**Task statement**
Give the data again in full, exactly as written below.
Exercise materials Start Marker
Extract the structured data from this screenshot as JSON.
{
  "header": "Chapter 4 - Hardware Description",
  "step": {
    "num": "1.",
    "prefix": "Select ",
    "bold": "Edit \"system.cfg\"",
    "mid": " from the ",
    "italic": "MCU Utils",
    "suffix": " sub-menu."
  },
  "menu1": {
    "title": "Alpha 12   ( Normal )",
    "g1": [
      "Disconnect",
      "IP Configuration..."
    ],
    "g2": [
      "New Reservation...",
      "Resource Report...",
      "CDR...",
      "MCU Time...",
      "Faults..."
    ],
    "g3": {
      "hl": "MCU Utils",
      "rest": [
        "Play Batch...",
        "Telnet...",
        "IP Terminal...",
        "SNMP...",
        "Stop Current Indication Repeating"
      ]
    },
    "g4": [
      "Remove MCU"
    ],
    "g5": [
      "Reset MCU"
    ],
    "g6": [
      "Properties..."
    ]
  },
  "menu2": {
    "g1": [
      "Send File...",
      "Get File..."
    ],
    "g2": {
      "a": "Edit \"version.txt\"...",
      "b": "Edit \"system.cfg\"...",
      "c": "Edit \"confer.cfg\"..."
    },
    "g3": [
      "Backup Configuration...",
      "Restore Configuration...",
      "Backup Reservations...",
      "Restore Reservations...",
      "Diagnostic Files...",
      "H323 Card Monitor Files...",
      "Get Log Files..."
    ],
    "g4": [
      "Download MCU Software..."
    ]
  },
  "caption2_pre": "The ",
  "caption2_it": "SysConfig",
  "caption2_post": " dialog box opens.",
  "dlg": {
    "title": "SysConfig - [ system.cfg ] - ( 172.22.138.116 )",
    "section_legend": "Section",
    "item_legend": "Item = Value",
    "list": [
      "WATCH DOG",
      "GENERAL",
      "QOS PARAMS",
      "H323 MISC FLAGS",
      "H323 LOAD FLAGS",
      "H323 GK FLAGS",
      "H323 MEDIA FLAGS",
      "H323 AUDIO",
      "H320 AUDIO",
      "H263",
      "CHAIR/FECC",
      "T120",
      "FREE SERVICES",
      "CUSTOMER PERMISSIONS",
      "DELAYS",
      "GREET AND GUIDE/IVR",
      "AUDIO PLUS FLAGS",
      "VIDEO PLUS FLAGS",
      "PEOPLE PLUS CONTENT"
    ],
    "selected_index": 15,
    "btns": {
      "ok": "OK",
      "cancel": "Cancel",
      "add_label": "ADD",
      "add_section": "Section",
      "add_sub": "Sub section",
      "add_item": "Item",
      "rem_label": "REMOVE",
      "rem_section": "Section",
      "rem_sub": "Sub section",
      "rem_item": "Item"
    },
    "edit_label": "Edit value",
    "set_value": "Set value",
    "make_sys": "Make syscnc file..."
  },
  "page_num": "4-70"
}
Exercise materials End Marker
**Exercise solution**
Extract the structured data from this screenshot as JSON.
{
  "header": "Chapter 4 - Hardware Description",
  "step": {
    "num": "1.",
    "prefix": "Select ",
    "bold": "Edit \"system.cfg\"",
    "mid": " from the ",
    "italic": "MCU Utils",
    "suffix": " sub-menu."
  },
  "menu1": {
    "title": "Alpha 12   ( Normal )",
    "g1": [
      "Disconnect",
      "IP Configuration..."
    ],
    "g2": [
      "New Reservation...",
      "Resource Report...",
      "CDR...",
      "MCU Time...",
      "Faults..."
    ],
    "g3": {
      "hl": "MCU Utils",
      "rest": [
        "Play Batch...",
        "Telnet...",
        "IP Terminal...",
        "SNMP...",
        "Stop Current Indication Repeating"
      ]
    },
    "g4": [
      "Remove MCU"
    ],
    "g5": [
      "Reset MCU"
    ],
    "g6": [
      "Properties..."
    ]
  },
  "menu2": {
    "g1": [
      "Send File...",
      "Get File..."
    ],
    "g2": {
      "a": "Edit \"version.txt\"...",
      "b": "Edit \"system.cfg\"...",
      "c": "Edit \"confer.cfg\"..."
    },
    "g3": [
      "Backup Configuration...",
      "Restore Configuration...",
      "Backup Reservations...",
      "Restore Reservations...",
      "Diagnostic Files...",
      "H323 Card Monitor Files...",
      "Get Log Files..."
    ],
    "g4": [
      "Download MCU Software..."
    ]
  },
  "caption2_pre": "The ",
  "caption2_it": "SysConfig",
  "caption2_post": " dialog box opens.",
  "dlg": {
    "title": "SysConfig - [ system.cfg ] - ( 172.22.138.116 )",
    "section_legend": "Section",
    "item_legend": "Item = Value",
    "list": [
      "WATCH DOG",
      "GENERAL",
      "QOS PARAMS",
      "H323 MISC FLAGS",
      "H323 LOAD FLAGS",
      "H323 GK FLAGS",
      "H323 MEDIA FLAGS",
      "H323 AUDIO",
      "H320 AUDIO",
      "H263",
      "CHAIR/FECC",
      "T120",
      "FREE SERVICES",
      "CUSTOMER PERMISSIONS",
      "DELAYS",
      "GREET AND GUIDE/IVR",
      "AUDIO PLUS FLAGS",
      "VIDEO PLUS FLAGS",
      "PEOPLE PLUS CONTENT"
    ],
    "selected_index": 15,
    "btns": {
      "ok": "OK",
      "cancel": "Cancel",
      "add_label": "ADD",
      "add_section": "Section",
      "add_sub": "Sub section",
      "add_item": "Item",
      "rem_label": "REMOVE",
      "rem_section": "Section",
      "rem_sub": "Sub section",
      "rem_item": "Item"
    },
    "edit_label": "Edit value",
    "set_value": "Set value",
    "make_sys": "Make syscnc file..."
  },
  "page_num": "4-70"
}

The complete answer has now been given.